Koru is Maori for “loop”, a spiral shape base on the shape of a new unfurling silver fern frond. It symbolizes new life, growth, strength and peace. The circular shape of the koru helps convey the idea of perpetual movement while the inner coil suggests a return to the point of origin.
All of our lives, we are experiencing perpetual movement, with an ebb and flow, highs and lows. Three years ago, I decided to leave the comfort of a clinic I called home, to pursue a calling of women’s health physical therapy that was instilled in me during college. Despite being nervous and hesitant to specialize in a totally new facet of PT, (we’re talking assessing women’s vaginas people!), I loved it. I loved empowering women to take control of their health, validating their feelings, their pain and getting them back to the activities that helped them feel whole. I couldn’t learn enough, fast enough. I had found my calling, my place in my profession, I was literally buzzing! Just as I was getting into the groove, the clinic closed their doors. I was obviously stunned, but I was more heartbroken that I would be unable to continue to work with these women.
Take a breath, (cry a lot) and ask for help. Thankfully, my former clinic took me back with open arms to begin a women’s health program under their roof with their support. My next challenge was in front of me: getting (waaaay) out of my comfort zone to self-promote and reach out to women in the community.
Surprisingly (or maybe not) I loved networking with the amazing practitioners and women in the community, dare I say good at it? I grew a program as “Mama PT” and now three years from when I decided to take the initial leap out of my comfort zone, I am taking yet another as I start my own practice, Koru Physical Therapy and Wellness.
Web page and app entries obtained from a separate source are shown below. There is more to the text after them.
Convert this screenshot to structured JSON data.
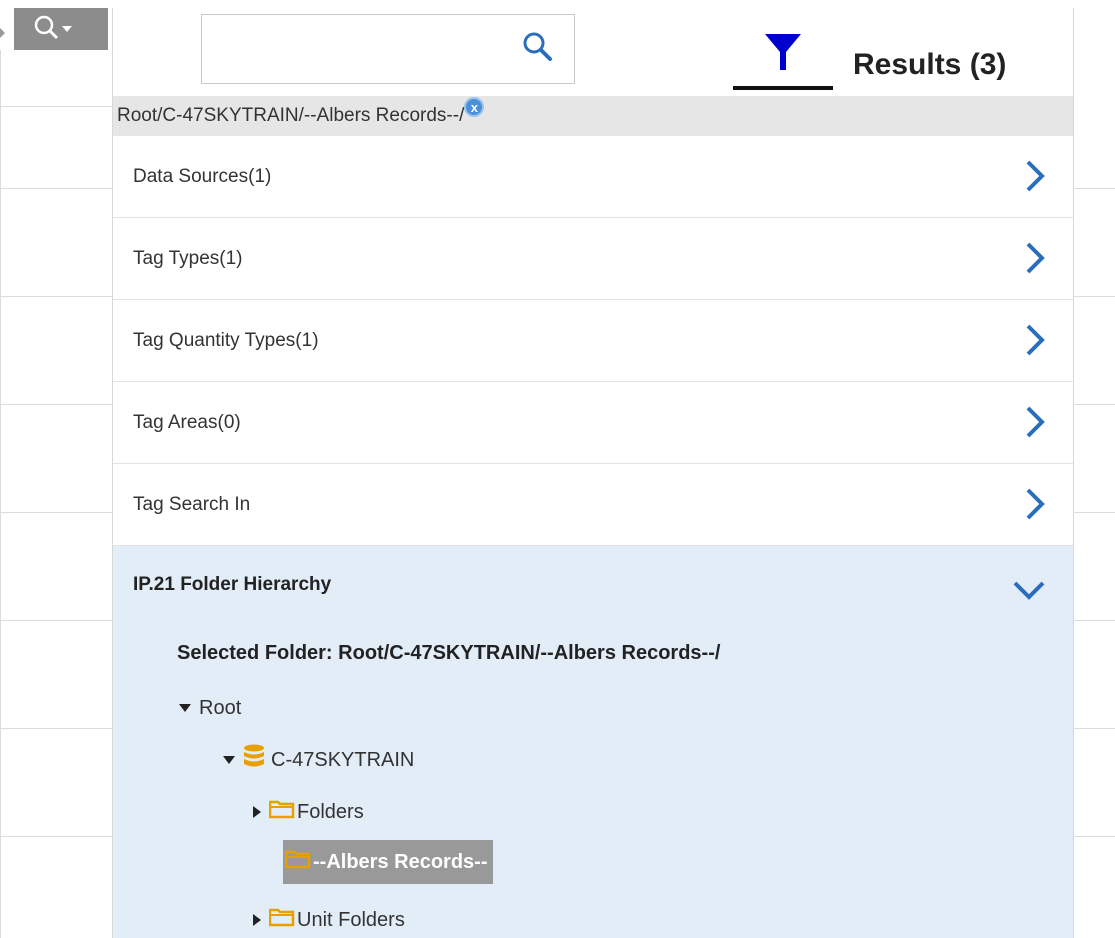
{
  "toolbar": {
    "search_tool_icon": "magnifier-icon",
    "tag_tool_icon": "tag-icon"
  },
  "search": {
    "value": "",
    "placeholder": "",
    "icon": "search-icon"
  },
  "tabs": {
    "filter_icon": "filter-funnel-icon",
    "results_label": "Results (3)"
  },
  "breadcrumb": {
    "path": "Root/C-47SKYTRAIN/--Albers Records--/",
    "clear_icon": "x"
  },
  "categories": [
    {
      "label": "Data Sources(1)"
    },
    {
      "label": "Tag Types(1)"
    },
    {
      "label": "Tag Quantity Types(1)"
    },
    {
      "label": "Tag Areas(0)"
    },
    {
      "label": "Tag Search In"
    }
  ],
  "hierarchy": {
    "title": "IP.21 Folder Hierarchy",
    "selected_folder": "Selected Folder: Root/C-47SKYTRAIN/--Albers Records--/",
    "nodes": [
      {
        "label": "Root",
        "state": "expanded"
      },
      {
        "label": "C-47SKYTRAIN",
        "state": "expanded",
        "icon": "database-icon"
      },
      {
        "label": "Folders",
        "state": "collapsed",
        "icon": "folder-icon"
      },
      {
        "label": "--Albers Records--",
        "state": "selected",
        "icon": "folder-icon"
      },
      {
        "label": "Unit Folders",
        "state": "collapsed",
        "icon": "folder-icon"
      }
    ]
  },
  "colors": {
    "accent_blue": "#2a6ebb",
    "filter_icon": "#0000cc",
    "hierarchy_bg": "#e3edf8",
    "folder_icon": "#e8a000",
    "selected_bg": "#999999"
  }
}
The fern represents new growth; just as the women I work with grow, I am growing as a therapist and woman along side of them. Reflecting on our truth, our values, and most importantly I found, how we value ourselves. We possess everything we need to heal, to gain strength, to grow and to find peace. Like the Koru, we are in perpetual movement, while always coming back to the self.